• **What you are asked to do**
Every line with "true" in it must be copied from the data.

Data excerpts:
───

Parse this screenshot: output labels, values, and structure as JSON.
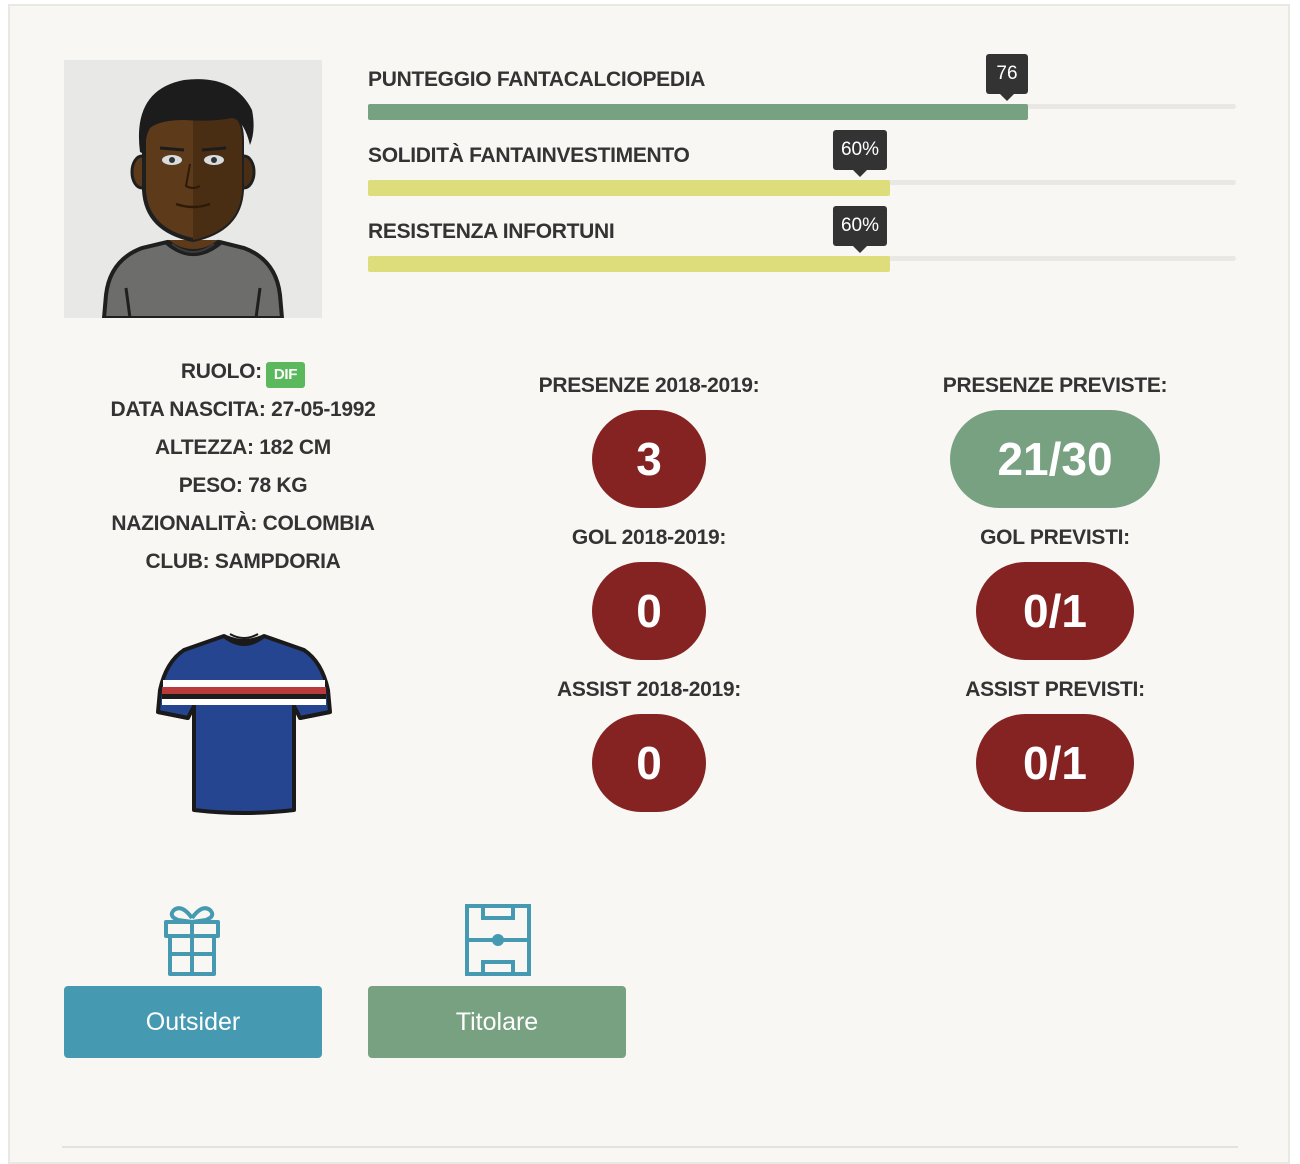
{
  "colors": {
    "card_background": "#f8f7f3",
    "score_bar": "#77a181",
    "yellow_bar": "#dddd7b",
    "stat_red": "#842322",
    "stat_green": "#77a181",
    "role_badge": "#5cb85c",
    "outsider_button": "#4599b1",
    "titolare_button": "#77a181",
    "icon_teal": "#4599b1"
  },
  "bars": [
    {
      "label": "PUNTEGGIO FANTACALCIOPEDIA",
      "value": 76,
      "tip": "76",
      "fill_fraction": 0.76,
      "color": "#77a181"
    },
    {
      "label": "SOLIDITÀ FANTAINVESTIMENTO",
      "value": 60,
      "tip": "60%",
      "fill_fraction": 0.6,
      "color": "#dddd7b"
    },
    {
      "label": "RESISTENZA INFORTUNI",
      "value": 60,
      "tip": "60%",
      "fill_fraction": 0.6,
      "color": "#dddd7b"
    }
  ],
  "info": {
    "role_label": "RUOLO:",
    "role_badge": "DIF",
    "birth": "DATA NASCITA: 27-05-1992",
    "height": "ALTEZZA: 182 CM",
    "weight": "PESO: 78 KG",
    "nationality": "NAZIONALITÀ: COLOMBIA",
    "club": "CLUB: SAMPDORIA"
  },
  "stats": {
    "presenze": {
      "label": "PRESENZE 2018-2019:",
      "value": "3"
    },
    "presenze_previste": {
      "label": "PRESENZE PREVISTE:",
      "value": "21/30"
    },
    "gol": {
      "label": "GOL 2018-2019:",
      "value": "0"
    },
    "gol_previsti": {
      "label": "GOL PREVISTI:",
      "value": "0/1"
    },
    "assist": {
      "label": "ASSIST 2018-2019:",
      "value": "0"
    },
    "assist_previsti": {
      "label": "ASSIST PREVISTI:",
      "value": "0/1"
    }
  },
  "buttons": {
    "outsider": {
      "label": "Outsider",
      "icon": "gift-icon"
    },
    "titolare": {
      "label": "Titolare",
      "icon": "football-pitch-icon"
    }
  }
}
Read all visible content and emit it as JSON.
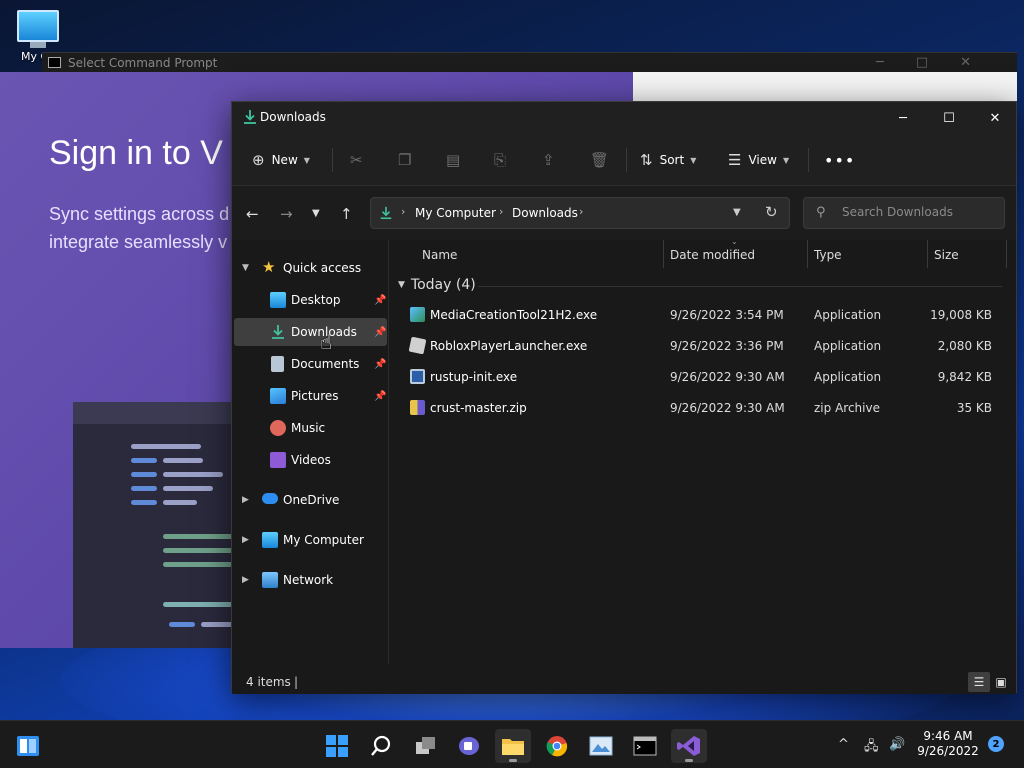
{
  "desktop": {
    "icon_label": "My Co"
  },
  "cmd_window": {
    "title": "Select Command Prompt"
  },
  "signin_page": {
    "heading": "Sign in to V",
    "sub_line1": "Sync settings across d",
    "sub_line2": "integrate seamlessly v"
  },
  "explorer": {
    "title": "Downloads",
    "toolbar": {
      "new_label": "New",
      "sort_label": "Sort",
      "view_label": "View"
    },
    "address": {
      "crumb1": "My Computer",
      "crumb2": "Downloads"
    },
    "search": {
      "placeholder": "Search Downloads"
    },
    "sidebar": {
      "quick_access": "Quick access",
      "desktop": "Desktop",
      "downloads": "Downloads",
      "documents": "Documents",
      "pictures": "Pictures",
      "music": "Music",
      "videos": "Videos",
      "onedrive": "OneDrive",
      "my_computer": "My Computer",
      "network": "Network"
    },
    "columns": {
      "name": "Name",
      "date": "Date modified",
      "type": "Type",
      "size": "Size"
    },
    "group_label": "Today (4)",
    "files": [
      {
        "name": "MediaCreationTool21H2.exe",
        "date": "9/26/2022 3:54 PM",
        "type": "Application",
        "size": "19,008 KB"
      },
      {
        "name": "RobloxPlayerLauncher.exe",
        "date": "9/26/2022 3:36 PM",
        "type": "Application",
        "size": "2,080 KB"
      },
      {
        "name": "rustup-init.exe",
        "date": "9/26/2022 9:30 AM",
        "type": "Application",
        "size": "9,842 KB"
      },
      {
        "name": "crust-master.zip",
        "date": "9/26/2022 9:30 AM",
        "type": "zip Archive",
        "size": "35 KB"
      }
    ],
    "status": {
      "count": "4 items"
    }
  },
  "taskbar": {
    "time": "9:46 AM",
    "date": "9/26/2022",
    "notification_count": "2"
  },
  "colors": {
    "accent": "#4fa3ff",
    "explorer_bg": "#191919",
    "signin_purple": "#5a46a8"
  }
}
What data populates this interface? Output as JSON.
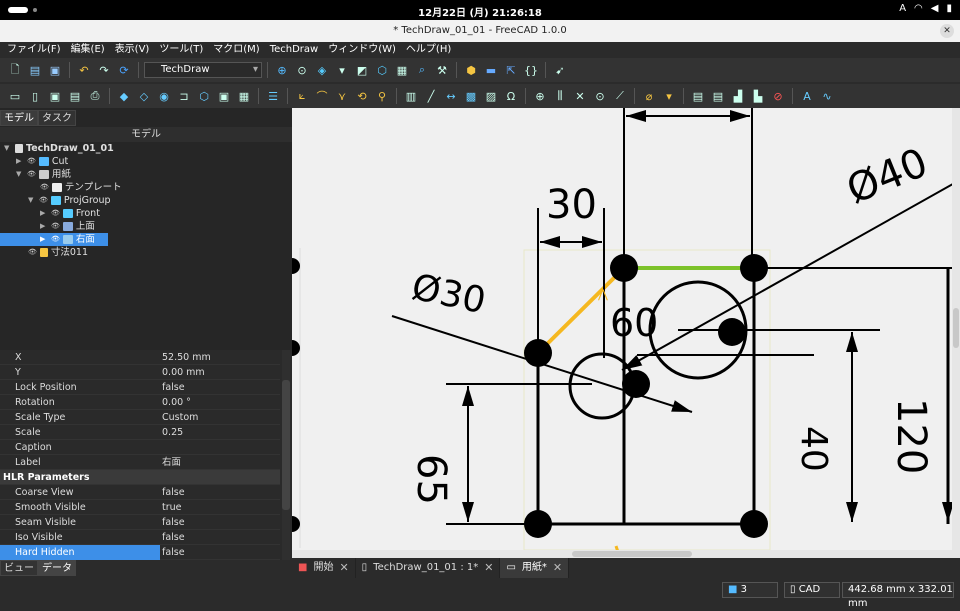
{
  "system": {
    "clock": "12月22日 (月)  21:26:18",
    "lang": "A"
  },
  "window": {
    "title": "* TechDraw_01_01 - FreeCAD 1.0.0"
  },
  "menu": [
    "ファイル(F)",
    "編集(E)",
    "表示(V)",
    "ツール(T)",
    "マクロ(M)",
    "TechDraw",
    "ウィンドウ(W)",
    "ヘルプ(H)"
  ],
  "toolbar": {
    "workbench": "TechDraw",
    "macro_label": "{}"
  },
  "panel": {
    "tabs": [
      "モデル",
      "タスク"
    ],
    "header": "モデル",
    "tree": [
      {
        "label": "TechDraw_01_01",
        "bold": true
      },
      {
        "label": "Cut"
      },
      {
        "label": "用紙"
      },
      {
        "label": "テンプレート"
      },
      {
        "label": "ProjGroup"
      },
      {
        "label": "Front"
      },
      {
        "label": "上面"
      },
      {
        "label": "右面"
      },
      {
        "label": "寸法011"
      }
    ],
    "properties": [
      {
        "k": "X",
        "v": "52.50 mm"
      },
      {
        "k": "Y",
        "v": "0.00 mm"
      },
      {
        "k": "Lock Position",
        "v": "false"
      },
      {
        "k": "Rotation",
        "v": "0.00 °"
      },
      {
        "k": "Scale Type",
        "v": "Custom"
      },
      {
        "k": "Scale",
        "v": "0.25"
      },
      {
        "k": "Caption",
        "v": ""
      },
      {
        "k": "Label",
        "v": "右面"
      },
      {
        "k": "HLR Parameters",
        "v": "",
        "group": true
      },
      {
        "k": "Coarse View",
        "v": "false"
      },
      {
        "k": "Smooth Visible",
        "v": "true"
      },
      {
        "k": "Seam Visible",
        "v": "false"
      },
      {
        "k": "Iso Visible",
        "v": "false"
      },
      {
        "k": "Hard Hidden",
        "v": "false"
      }
    ],
    "bottom_tabs": [
      "ビュー",
      "データ"
    ]
  },
  "drawing": {
    "dims": [
      "30",
      "Ø30",
      "60",
      "Ø40",
      "65",
      "40",
      "120"
    ]
  },
  "doc_tabs": [
    "開始",
    "TechDraw_01_01 : 1*",
    "用紙*"
  ],
  "status": {
    "page": "3",
    "nav": "CAD",
    "size": "442.68 mm x 332.01 mm"
  },
  "colors": {
    "accent": "#3d8fe8",
    "yellow": "#f5b820",
    "green": "#7cc22a"
  }
}
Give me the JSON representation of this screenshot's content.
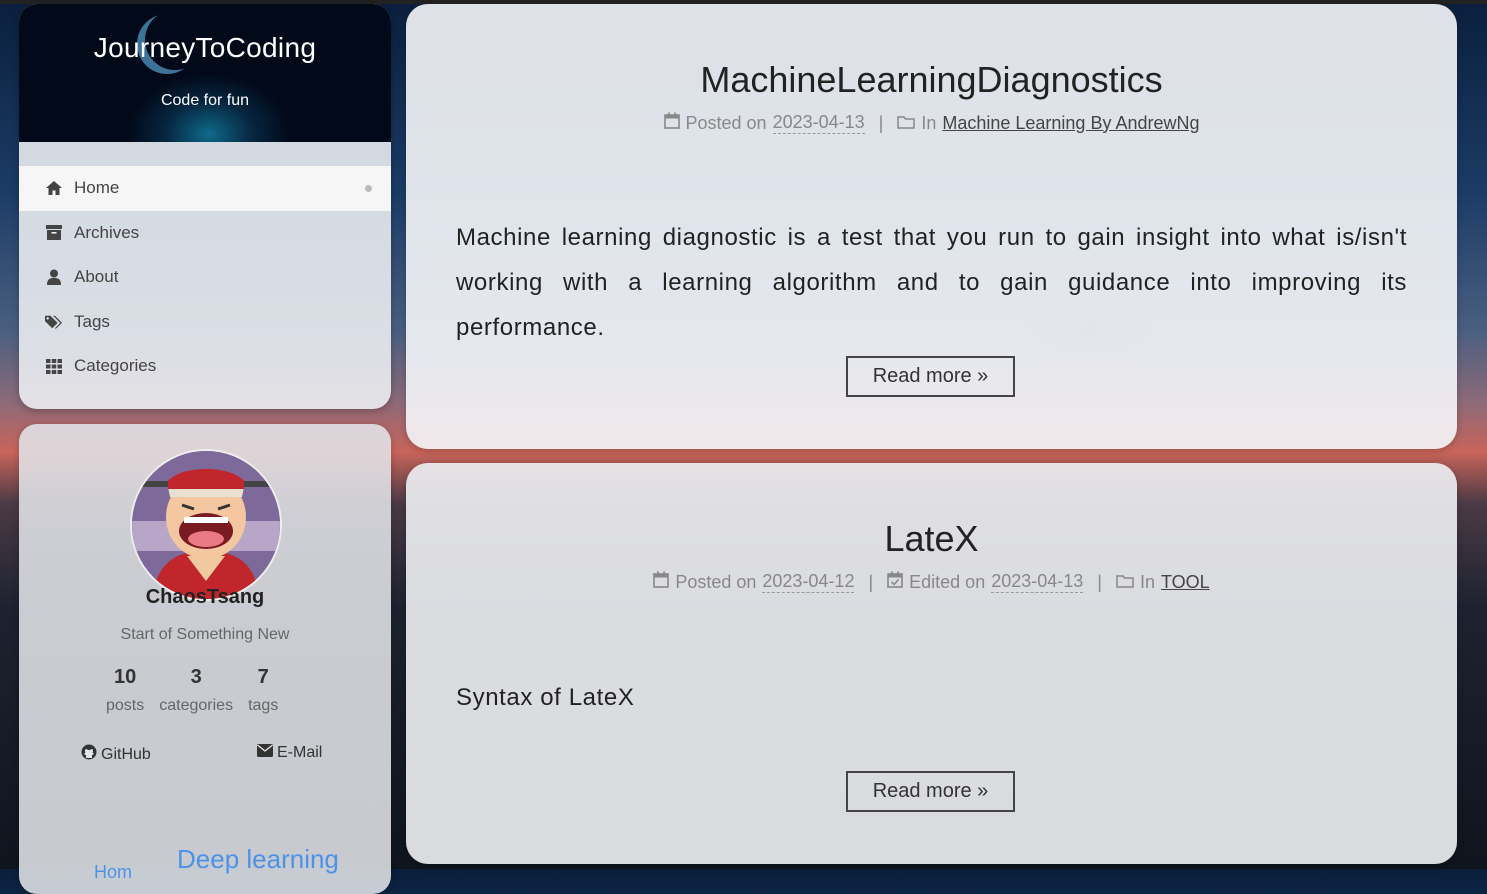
{
  "site": {
    "title": "JourneyToCoding",
    "subtitle": "Code for fun"
  },
  "menu": [
    {
      "label": "Home",
      "icon": "home-icon",
      "active": true
    },
    {
      "label": "Archives",
      "icon": "archive-icon"
    },
    {
      "label": "About",
      "icon": "user-icon"
    },
    {
      "label": "Tags",
      "icon": "tags-icon"
    },
    {
      "label": "Categories",
      "icon": "grid-icon"
    }
  ],
  "author": {
    "name": "ChaosTsang",
    "motto": "Start of Something New",
    "stats": [
      {
        "count": "10",
        "label": "posts"
      },
      {
        "count": "3",
        "label": "categories"
      },
      {
        "count": "7",
        "label": "tags"
      }
    ],
    "links": {
      "github": "GitHub",
      "email": "E-Mail"
    }
  },
  "sidebar_footer": {
    "text": "Deep learning",
    "partial": "Hom"
  },
  "posts": [
    {
      "title": "MachineLearningDiagnostics",
      "posted_label": "Posted on",
      "posted_date": "2023-04-13",
      "in_label": "In",
      "category": "Machine Learning By AndrewNg",
      "excerpt": "Machine learning diagnostic is a test that you run to gain insight into what is/isn't working with a learning algorithm and to gain guidance into improving its performance.",
      "read_more": "Read more »"
    },
    {
      "title": "LateX",
      "posted_label": "Posted on",
      "posted_date": "2023-04-12",
      "edited_label": "Edited on",
      "edited_date": "2023-04-13",
      "in_label": "In",
      "category": "TOOL",
      "excerpt": "Syntax of LateX",
      "read_more": "Read more »"
    }
  ],
  "separator": "|",
  "colors": {
    "accent": "#4c93e8",
    "brand_bg": "#062640"
  }
}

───

• **Response to this exercise**
        "bold": true
        "group": true
        "v": "true"
      "active": true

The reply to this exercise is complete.